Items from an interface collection
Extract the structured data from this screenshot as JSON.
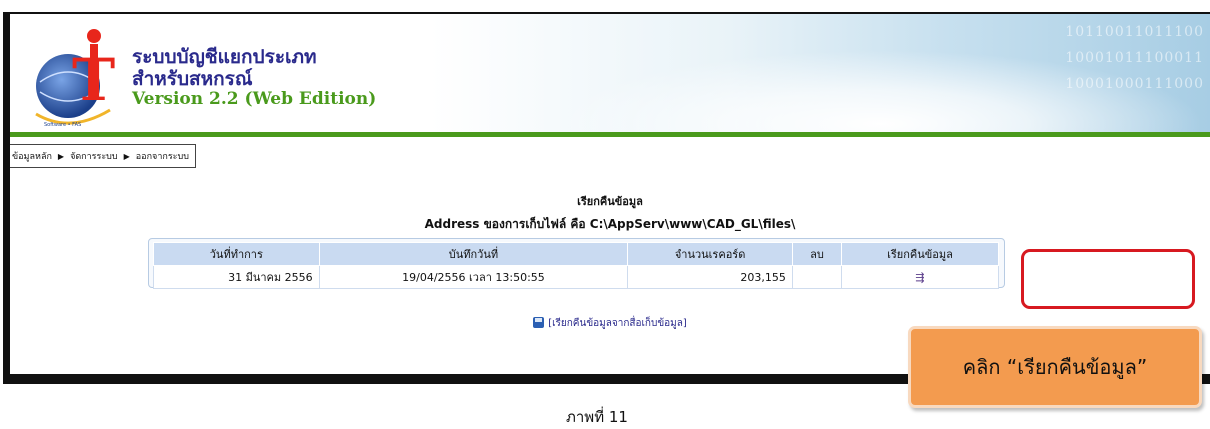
{
  "banner": {
    "title_line1": "ระบบบัญชีแยกประเภท",
    "title_line2": "สำหรับสหกรณ์",
    "version": "Version 2.2 (Web Edition)",
    "binary_lines": [
      "10110011011100",
      "10001011100011",
      "10001000111000"
    ],
    "logo_text": "iT",
    "logo_ring_text": "Full Pack Accounting Software • FAS"
  },
  "menu": {
    "items": [
      "ข้อมูลหลัก",
      "จัดการระบบ",
      "ออกจากระบบ"
    ]
  },
  "main": {
    "heading": "เรียกคืนข้อมูล",
    "address_line": "Address ของการเก็บไฟล์ คือ C:\\AppServ\\www\\CAD_GL\\files\\",
    "table": {
      "headers": [
        "วันที่ทำการ",
        "บันทึกวันที่",
        "จำนวนเรคอร์ด",
        "ลบ",
        "เรียกคืนข้อมูล"
      ],
      "rows": [
        {
          "date": "31 มีนาคม 2556",
          "saved": "19/04/2556  เวลา 13:50:55",
          "records": "203,155",
          "delete": "",
          "restore_icon": "restore-icon"
        }
      ]
    },
    "restore_media_link": "[เรียกคืนข้อมูลจากสื่อเก็บข้อมูล]"
  },
  "annotation": {
    "callout": "คลิก “เรียกคืนข้อมูล”",
    "caption": "ภาพที่ 11",
    "highlight_color": "#d71920",
    "callout_color": "#f39b4f"
  }
}
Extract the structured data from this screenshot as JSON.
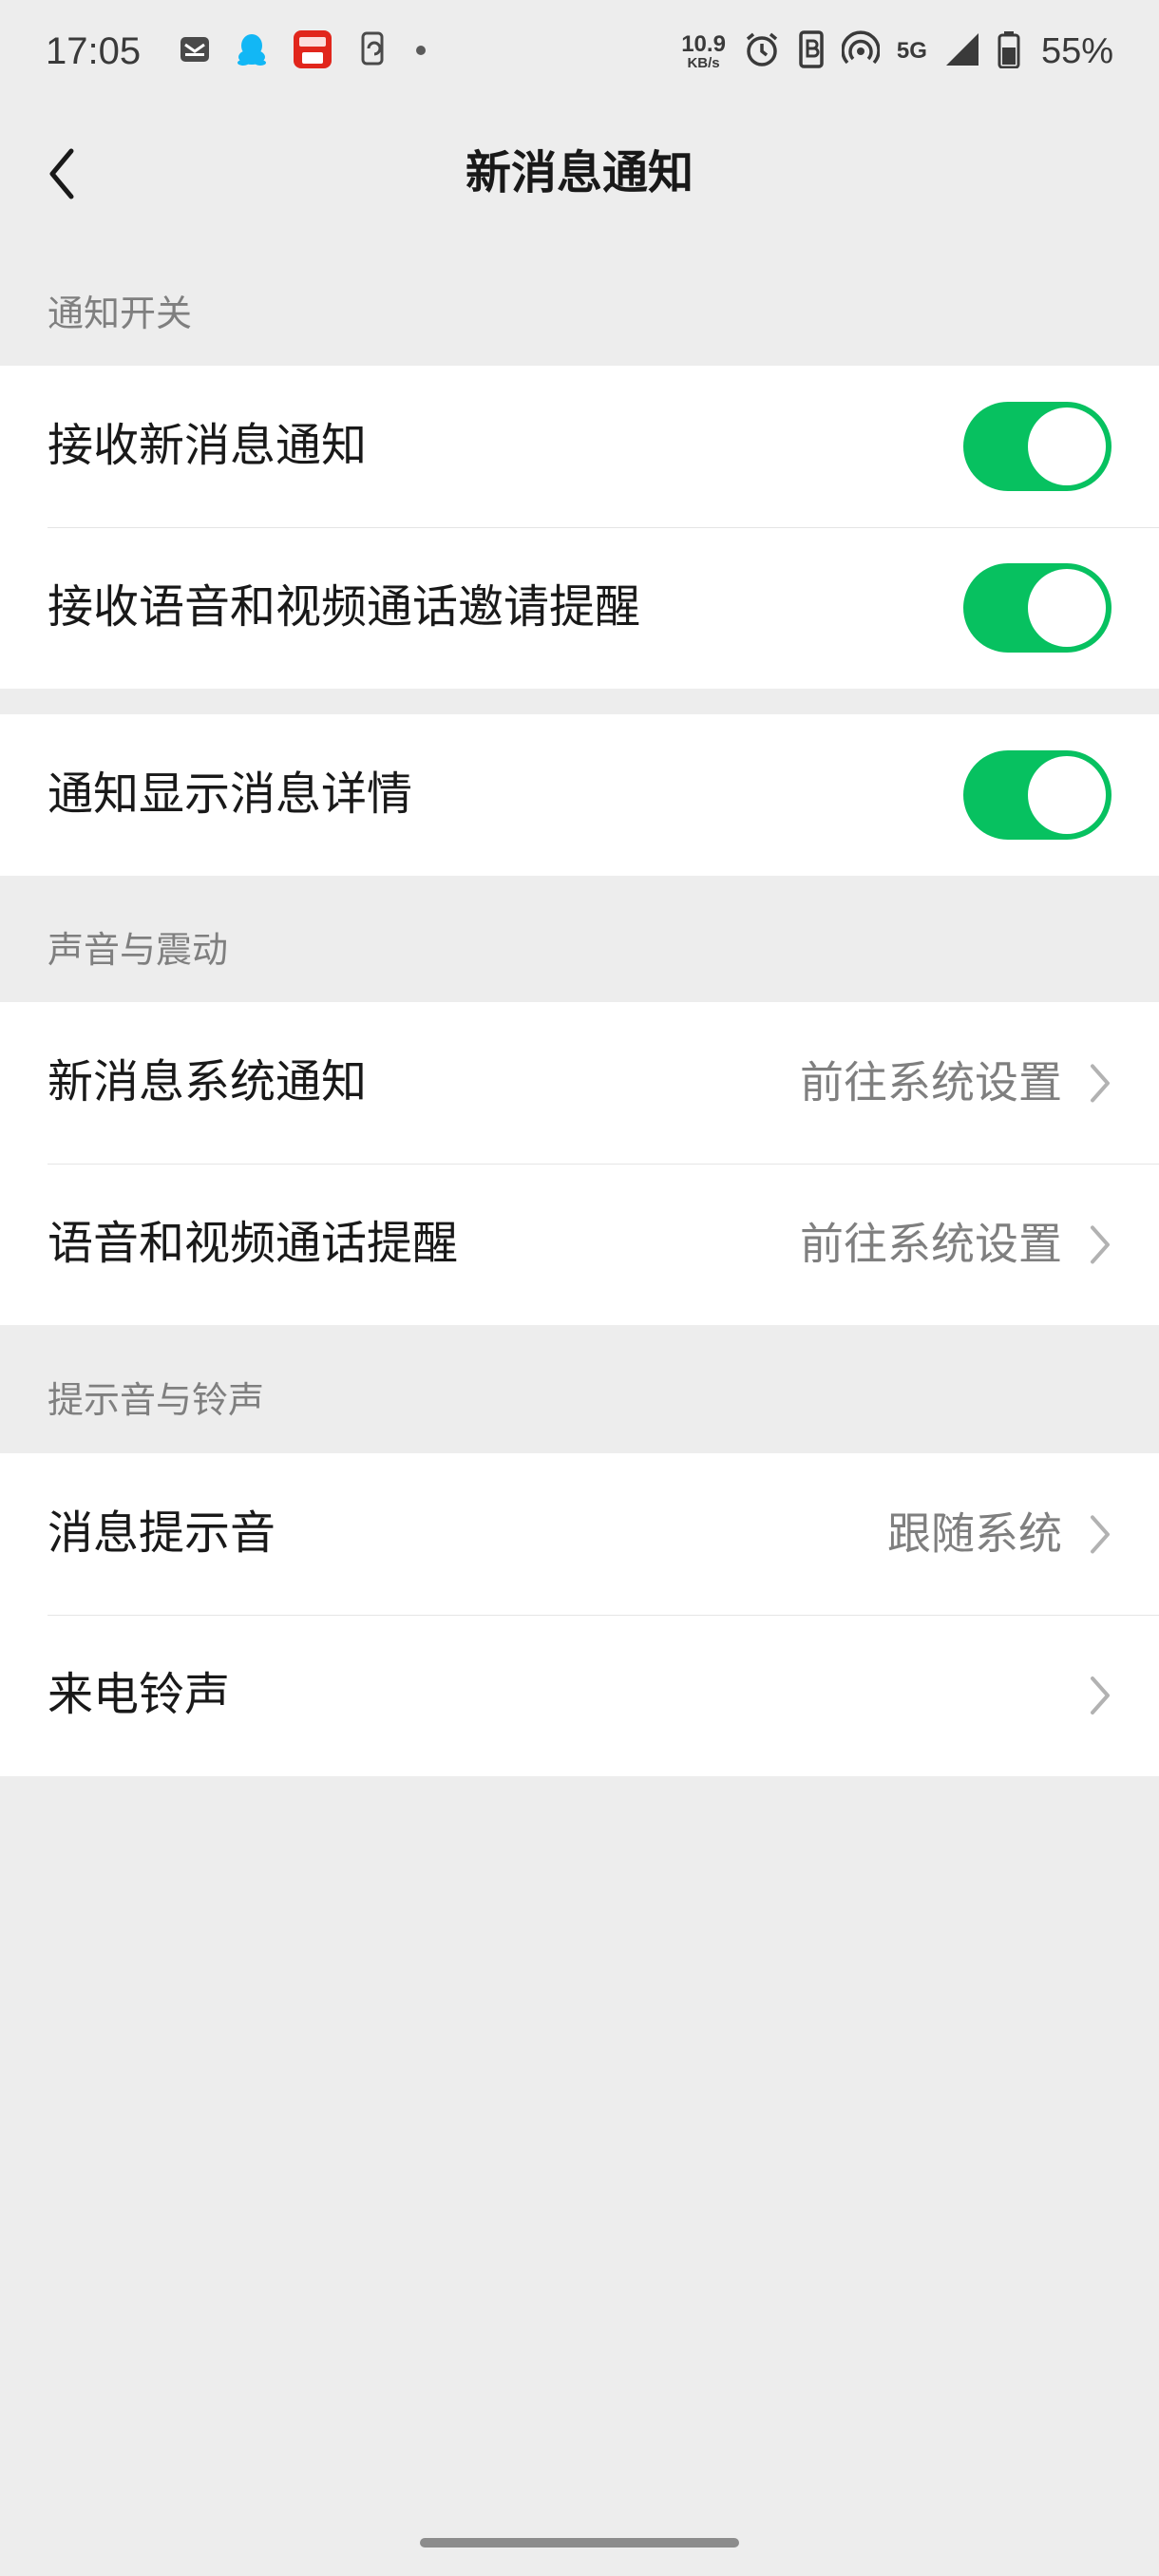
{
  "status_bar": {
    "time": "17:05",
    "left_icons": [
      "mail-icon",
      "qq-penguin-icon",
      "unionpay-app-icon",
      "phone-sync-icon",
      "dot-icon"
    ],
    "net_speed_value": "10.9",
    "net_speed_unit": "KB/s",
    "network_label": "5G",
    "battery_percent": "55%"
  },
  "nav": {
    "title": "新消息通知"
  },
  "sections": {
    "notification_switch": {
      "header": "通知开关",
      "items": [
        {
          "label": "接收新消息通知",
          "toggle": true
        },
        {
          "label": "接收语音和视频通话邀请提醒",
          "toggle": true
        }
      ]
    },
    "details": {
      "items": [
        {
          "label": "通知显示消息详情",
          "toggle": true
        }
      ]
    },
    "sound_vibration": {
      "header": "声音与震动",
      "items": [
        {
          "label": "新消息系统通知",
          "value": "前往系统设置"
        },
        {
          "label": "语音和视频通话提醒",
          "value": "前往系统设置"
        }
      ]
    },
    "ringtones": {
      "header": "提示音与铃声",
      "items": [
        {
          "label": "消息提示音",
          "value": "跟随系统"
        },
        {
          "label": "来电铃声",
          "value": ""
        }
      ]
    }
  },
  "colors": {
    "toggle_on": "#07c160",
    "page_background": "#ededed",
    "secondary_text": "#7f7f7f"
  }
}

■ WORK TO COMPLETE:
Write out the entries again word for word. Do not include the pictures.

■ RESULT FOR THIS TASK:
Extract the structured data from this screenshot as JSON.
{
  "banner": {
    "title_line1": "ระบบบัญชีแยกประเภท",
    "title_line2": "สำหรับสหกรณ์",
    "version": "Version 2.2 (Web Edition)",
    "binary_lines": [
      "10110011011100",
      "10001011100011",
      "10001000111000"
    ],
    "logo_text": "iT",
    "logo_ring_text": "Full Pack Accounting Software • FAS"
  },
  "menu": {
    "items": [
      "ข้อมูลหลัก",
      "จัดการระบบ",
      "ออกจากระบบ"
    ]
  },
  "main": {
    "heading": "เรียกคืนข้อมูล",
    "address_line": "Address ของการเก็บไฟล์ คือ C:\\AppServ\\www\\CAD_GL\\files\\",
    "table": {
      "headers": [
        "วันที่ทำการ",
        "บันทึกวันที่",
        "จำนวนเรคอร์ด",
        "ลบ",
        "เรียกคืนข้อมูล"
      ],
      "rows": [
        {
          "date": "31 มีนาคม 2556",
          "saved": "19/04/2556  เวลา 13:50:55",
          "records": "203,155",
          "delete": "",
          "restore_icon": "restore-icon"
        }
      ]
    },
    "restore_media_link": "[เรียกคืนข้อมูลจากสื่อเก็บข้อมูล]"
  },
  "annotation": {
    "callout": "คลิก “เรียกคืนข้อมูล”",
    "caption": "ภาพที่ 11",
    "highlight_color": "#d71920",
    "callout_color": "#f39b4f"
  }
}
Extract the structured data from this screenshot as JSON.
{
  "status_bar": {
    "time": "17:05",
    "left_icons": [
      "mail-icon",
      "qq-penguin-icon",
      "unionpay-app-icon",
      "phone-sync-icon",
      "dot-icon"
    ],
    "net_speed_value": "10.9",
    "net_speed_unit": "KB/s",
    "network_label": "5G",
    "battery_percent": "55%"
  },
  "nav": {
    "title": "新消息通知"
  },
  "sections": {
    "notification_switch": {
      "header": "通知开关",
      "items": [
        {
          "label": "接收新消息通知",
          "toggle": true
        },
        {
          "label": "接收语音和视频通话邀请提醒",
          "toggle": true
        }
      ]
    },
    "details": {
      "items": [
        {
          "label": "通知显示消息详情",
          "toggle": true
        }
      ]
    },
    "sound_vibration": {
      "header": "声音与震动",
      "items": [
        {
          "label": "新消息系统通知",
          "value": "前往系统设置"
        },
        {
          "label": "语音和视频通话提醒",
          "value": "前往系统设置"
        }
      ]
    },
    "ringtones": {
      "header": "提示音与铃声",
      "items": [
        {
          "label": "消息提示音",
          "value": "跟随系统"
        },
        {
          "label": "来电铃声",
          "value": ""
        }
      ]
    }
  },
  "colors": {
    "toggle_on": "#07c160",
    "page_background": "#ededed",
    "secondary_text": "#7f7f7f"
  }
}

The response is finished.